Frequently asked questions
- What should I do if someone I know is experiencing domestic or family violence?
- How do I report an incident of domestic or family violence?
- How do I get into a Starick refuge?
- What can I take with me to the refuge?
- Can I bring my pet to the refuge?
- How long can I stay at the refuge?
- How does witnessing domestic violence affect children?
- What is outreach?
- What is a child advocate?
- What is a women's advocate?
- What is a domestic violence advocate?
- What is HOWIC?
- What is a housing cluster?
What should I do if someone I know is experiencing domestic or family violence?
If someone you know is in immediate danger, call the police now on 000.
If the situation is not urgent, the most important thing you can do is to listen without judging, respect the person's decisions and help them find ways to become stronger and safer.
Things you can say to the victim:
- 'I believe you.'
- 'You do not deserve to be abused.'
- 'I am afraid for your safety and the safety of your children.'
- 'Do you need help to find out what services are available?'
How do I report an incident of domestic or family violence?
Phone the police on 131 444. People with hearing impairments can call TTY 106.
Information the police may ask you for:
- The address where the incident is taking place
- Your name and telephone number
- The offender's name, age and date of birth
- If there any weapons involved.
- A description of the abuser.
- The victim's name
If the incident is occurring while you are talking to the operator, stay on the telephone. Your safety is paramount to the police.
How do I get into a Starick refuge?
Starick's crisis accommodation can be accessed by phoning the 24-hour phone number – 08 9458 1107. Women can phone our refuge direct or go through Crisis Care on 08 9223 1111 or 1800 199 008 (country free call).

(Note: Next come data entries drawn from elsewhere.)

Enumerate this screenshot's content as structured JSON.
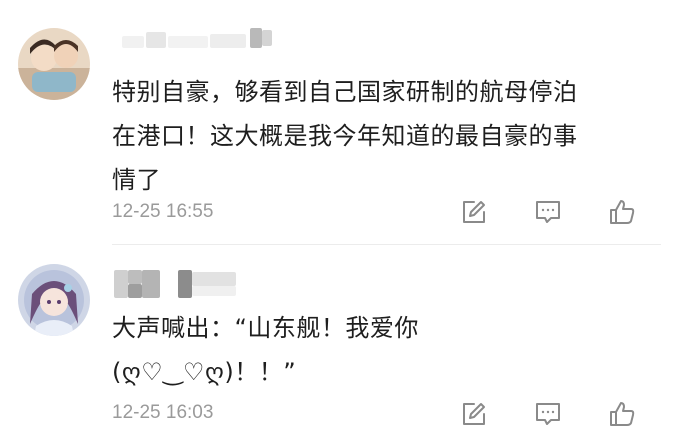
{
  "comments": [
    {
      "text_lines": [
        "特别自豪，够看到自己国家研制的航母停泊",
        "在港口！这大概是我今年知道的最自豪的事",
        "情了"
      ],
      "timestamp": "12-25 16:55",
      "actions": [
        "edit-icon",
        "comment-icon",
        "like-icon"
      ]
    },
    {
      "text_lines": [
        "大声喊出：“山东舰！我爱你",
        "(ღ♡‿♡ღ)！！”"
      ],
      "timestamp": "12-25 16:03",
      "actions": [
        "edit-icon",
        "comment-icon",
        "like-icon"
      ]
    }
  ],
  "colors": {
    "text": "#1e1e1e",
    "timestamp": "#9a9a9a",
    "icon": "#8a8a8a",
    "divider": "#ececec"
  }
}
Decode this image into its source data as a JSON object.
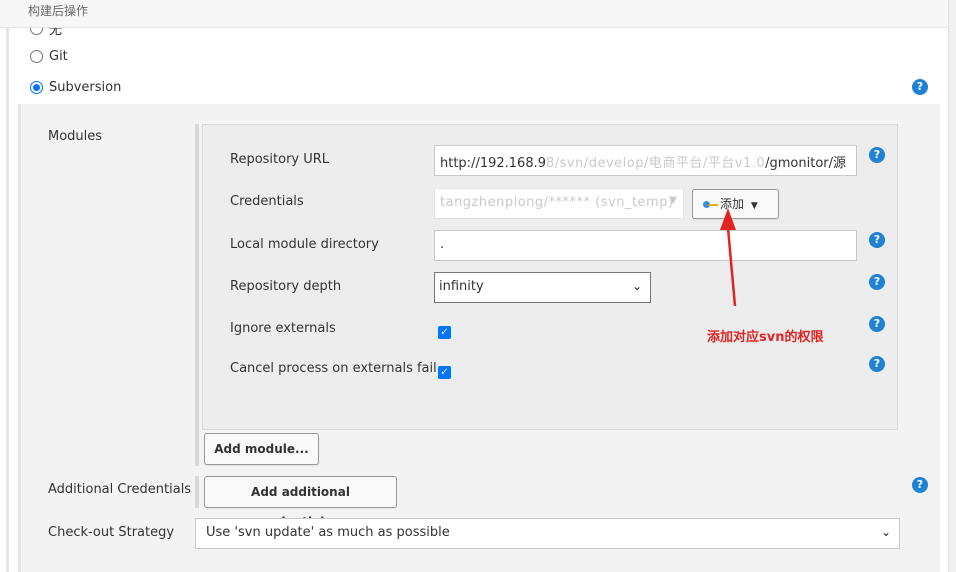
{
  "section_header": "构建后操作",
  "scm": {
    "options": [
      {
        "label": "无",
        "selected": false
      },
      {
        "label": "Git",
        "selected": false
      },
      {
        "label": "Subversion",
        "selected": true
      }
    ]
  },
  "modules": {
    "label": "Modules",
    "repository_url": {
      "label": "Repository URL",
      "prefix": "http://192.168.9",
      "blurred": "8/svn/develop/电商平台/平台v1.0",
      "suffix": "/gmonitor/源"
    },
    "credentials": {
      "label": "Credentials",
      "blurred_value": "tangzhenpiong/****** (svn_temp)",
      "add_label": "添加"
    },
    "local_module_directory": {
      "label": "Local module directory",
      "value": "."
    },
    "repository_depth": {
      "label": "Repository depth",
      "value": "infinity"
    },
    "ignore_externals": {
      "label": "Ignore externals",
      "checked": true
    },
    "cancel_process": {
      "label": "Cancel process on externals fail",
      "checked": true
    },
    "add_module_label": "Add module..."
  },
  "additional_credentials": {
    "label": "Additional Credentials",
    "button_label": "Add additional credentials..."
  },
  "checkout_strategy": {
    "label": "Check-out Strategy",
    "value": "Use 'svn update' as much as possible"
  },
  "annotation": {
    "text": "添加对应svn的权限",
    "color": "#e02424"
  },
  "icons": {
    "help": "?",
    "caret": "▼",
    "chevron": "⌄",
    "check": "✓",
    "key": "key-icon"
  },
  "colors": {
    "accent": "#0075ff",
    "help": "#1f82d2"
  }
}
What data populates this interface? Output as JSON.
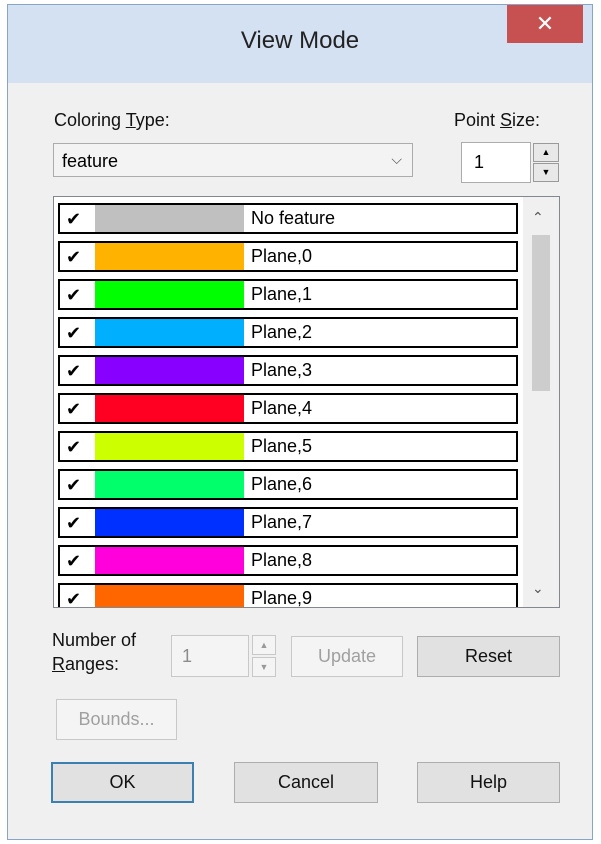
{
  "window": {
    "title": "View Mode",
    "close_glyph": "✕"
  },
  "coloring_type": {
    "label_prefix": "Coloring ",
    "label_mnemonic": "T",
    "label_suffix": "ype:",
    "selected": "feature"
  },
  "point_size": {
    "label_prefix": "Point ",
    "label_mnemonic": "S",
    "label_suffix": "ize:",
    "value": "1"
  },
  "features": {
    "items": [
      {
        "label": "No feature",
        "color": "#c0c0c0",
        "checked": true
      },
      {
        "label": "Plane,0",
        "color": "#ffb300",
        "checked": true
      },
      {
        "label": "Plane,1",
        "color": "#00ff00",
        "checked": true
      },
      {
        "label": "Plane,2",
        "color": "#00b0ff",
        "checked": true
      },
      {
        "label": "Plane,3",
        "color": "#8800ff",
        "checked": true
      },
      {
        "label": "Plane,4",
        "color": "#ff0022",
        "checked": true
      },
      {
        "label": "Plane,5",
        "color": "#ccff00",
        "checked": true
      },
      {
        "label": "Plane,6",
        "color": "#00ff6a",
        "checked": true
      },
      {
        "label": "Plane,7",
        "color": "#0030ff",
        "checked": true
      },
      {
        "label": "Plane,8",
        "color": "#ff00dd",
        "checked": true
      },
      {
        "label": "Plane,9",
        "color": "#ff6600",
        "checked": true
      }
    ]
  },
  "ranges": {
    "label_line1": "Number of",
    "label_line2_mnemonic": "R",
    "label_line2_suffix": "anges:",
    "value": "1"
  },
  "buttons": {
    "update": "Update",
    "reset": "Reset",
    "bounds": "Bounds...",
    "ok": "OK",
    "cancel": "Cancel",
    "help": "Help"
  }
}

What can I take with me to the refuge?
If you have the time, you should take:
- Essential clothing and personal items for yourself and your children.
- Any medications you or your children are taking.
- Identification, such as birth certificates, children's immunisation records, any Department of Housing documentation, legal documents, passports and visa information you may have.
Sometimes when women are not able to bring the above items with them, our workers can assist them to retrieve important items from their property with police assistance.
Can I bring my pet to the refuge?
Unfortunately pets cannot be brought to the refuges.
Cats: The Cat Haven may be able to offer temporary accommodation for cats. This is decided case-by-case and depends on space. For more information, visit The Cat Haven website or phone (08) 9442 3600.
Dogs: Temporary care of dogs may be available through Pat Giles Centre's Safe Families Safe Pets (SFSP) Program. For more information, visit the SFSP website or phone (08) 9300 0340.
How long can I stay at the refuge?
Women and children are able to stay up to three months. This gives them time to sort out income and legal issues and to find alternative accommodation.
How does witnessing domestic violence affect children?
Domestic and family violence can affect children in many ways. It can affect their behaviour, development, physical health, relationships, emotions, learning and thinking abilities. How quickly and completely children recover depends on many things, including their individual personalities and strengths. If you'd like to discuss this with our outreach worker, call (08) 9398 5039.
What is outreach?
Outreach is the name we give to any service we provide to women and children living in the community and not in a Starick refuge. Outreach services include things like counselling, referral to support groups, court support and safety planning. Starick has dedicated outreach workers who can assist you with using these services. More details.
What is a child advocate?
Starick's child advocates are trained professionals who assist and support the children using our service. Starick recognises that children need their own advocate to ensure they receive the best possible outcome.
What is a women's advocate?
Starick's women's advocates are trained professionals who assist and support the women using our service.
What is a domestic violence advocate?
Starick's domestic violence advocates work in police stations, providing assistance and support to women who have come into contact with the police or court system because of a family and domestic violence incident. More details.
What is HOWIC?
HOWIC stands for Housing of Women in the Community. This Starick program provides transitional medium to long term housing in the south-east metropolitan area for women and children who are escaping domestic and family violence and who would otherwise have difficulty securing safe, affordable housing. More details.
What is a housing cluster?
Some of our transitional housing is located within a small complex, or cluster. More details.